- Assignment:
Give back all of the data exactly as it appears here.

Data excerpts

:::

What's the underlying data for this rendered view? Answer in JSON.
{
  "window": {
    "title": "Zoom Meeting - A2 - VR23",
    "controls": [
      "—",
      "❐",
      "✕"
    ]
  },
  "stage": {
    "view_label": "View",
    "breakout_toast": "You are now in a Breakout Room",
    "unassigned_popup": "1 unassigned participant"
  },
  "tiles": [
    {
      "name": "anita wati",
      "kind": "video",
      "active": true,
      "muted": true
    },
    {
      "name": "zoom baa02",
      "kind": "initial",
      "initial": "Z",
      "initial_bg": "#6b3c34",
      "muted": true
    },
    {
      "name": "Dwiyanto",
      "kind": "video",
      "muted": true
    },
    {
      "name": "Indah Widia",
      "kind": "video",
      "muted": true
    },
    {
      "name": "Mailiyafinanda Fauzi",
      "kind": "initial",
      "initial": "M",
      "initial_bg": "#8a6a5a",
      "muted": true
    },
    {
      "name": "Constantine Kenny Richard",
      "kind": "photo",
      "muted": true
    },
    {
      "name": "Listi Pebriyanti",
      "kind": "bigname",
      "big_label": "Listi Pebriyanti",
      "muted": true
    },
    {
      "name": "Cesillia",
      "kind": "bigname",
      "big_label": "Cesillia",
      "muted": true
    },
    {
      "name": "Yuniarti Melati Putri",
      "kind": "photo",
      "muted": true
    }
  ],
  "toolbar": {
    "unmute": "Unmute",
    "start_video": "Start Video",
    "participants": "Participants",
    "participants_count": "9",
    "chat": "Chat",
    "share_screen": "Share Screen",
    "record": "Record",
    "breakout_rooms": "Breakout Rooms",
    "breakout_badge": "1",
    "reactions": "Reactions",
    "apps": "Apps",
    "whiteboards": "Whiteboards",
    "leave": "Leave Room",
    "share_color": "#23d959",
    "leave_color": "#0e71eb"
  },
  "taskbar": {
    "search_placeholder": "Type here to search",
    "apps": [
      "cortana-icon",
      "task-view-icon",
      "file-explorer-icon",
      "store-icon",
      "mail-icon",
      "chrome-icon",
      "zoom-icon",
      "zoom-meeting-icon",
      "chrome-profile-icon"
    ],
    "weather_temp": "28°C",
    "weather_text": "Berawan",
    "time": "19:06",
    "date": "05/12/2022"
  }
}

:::

- Written solution:
What's the underlying data for this rendered view? Answer in JSON.
{
  "window": {
    "title": "Zoom Meeting - A2 - VR23",
    "controls": [
      "—",
      "❐",
      "✕"
    ]
  },
  "stage": {
    "view_label": "View",
    "breakout_toast": "You are now in a Breakout Room",
    "unassigned_popup": "1 unassigned participant"
  },
  "tiles": [
    {
      "name": "anita wati",
      "kind": "video",
      "active": true,
      "muted": true
    },
    {
      "name": "zoom baa02",
      "kind": "initial",
      "initial": "Z",
      "initial_bg": "#6b3c34",
      "muted": true
    },
    {
      "name": "Dwiyanto",
      "kind": "video",
      "muted": true
    },
    {
      "name": "Indah Widia",
      "kind": "video",
      "muted": true
    },
    {
      "name": "Mailiyafinanda Fauzi",
      "kind": "initial",
      "initial": "M",
      "initial_bg": "#8a6a5a",
      "muted": true
    },
    {
      "name": "Constantine Kenny Richard",
      "kind": "photo",
      "muted": true
    },
    {
      "name": "Listi Pebriyanti",
      "kind": "bigname",
      "big_label": "Listi Pebriyanti",
      "muted": true
    },
    {
      "name": "Cesillia",
      "kind": "bigname",
      "big_label": "Cesillia",
      "muted": true
    },
    {
      "name": "Yuniarti Melati Putri",
      "kind": "photo",
      "muted": true
    }
  ],
  "toolbar": {
    "unmute": "Unmute",
    "start_video": "Start Video",
    "participants": "Participants",
    "participants_count": "9",
    "chat": "Chat",
    "share_screen": "Share Screen",
    "record": "Record",
    "breakout_rooms": "Breakout Rooms",
    "breakout_badge": "1",
    "reactions": "Reactions",
    "apps": "Apps",
    "whiteboards": "Whiteboards",
    "leave": "Leave Room",
    "share_color": "#23d959",
    "leave_color": "#0e71eb"
  },
  "taskbar": {
    "search_placeholder": "Type here to search",
    "apps": [
      "cortana-icon",
      "task-view-icon",
      "file-explorer-icon",
      "store-icon",
      "mail-icon",
      "chrome-icon",
      "zoom-icon",
      "zoom-meeting-icon",
      "chrome-profile-icon"
    ],
    "weather_temp": "28°C",
    "weather_text": "Berawan",
    "time": "19:06",
    "date": "05/12/2022"
  }
}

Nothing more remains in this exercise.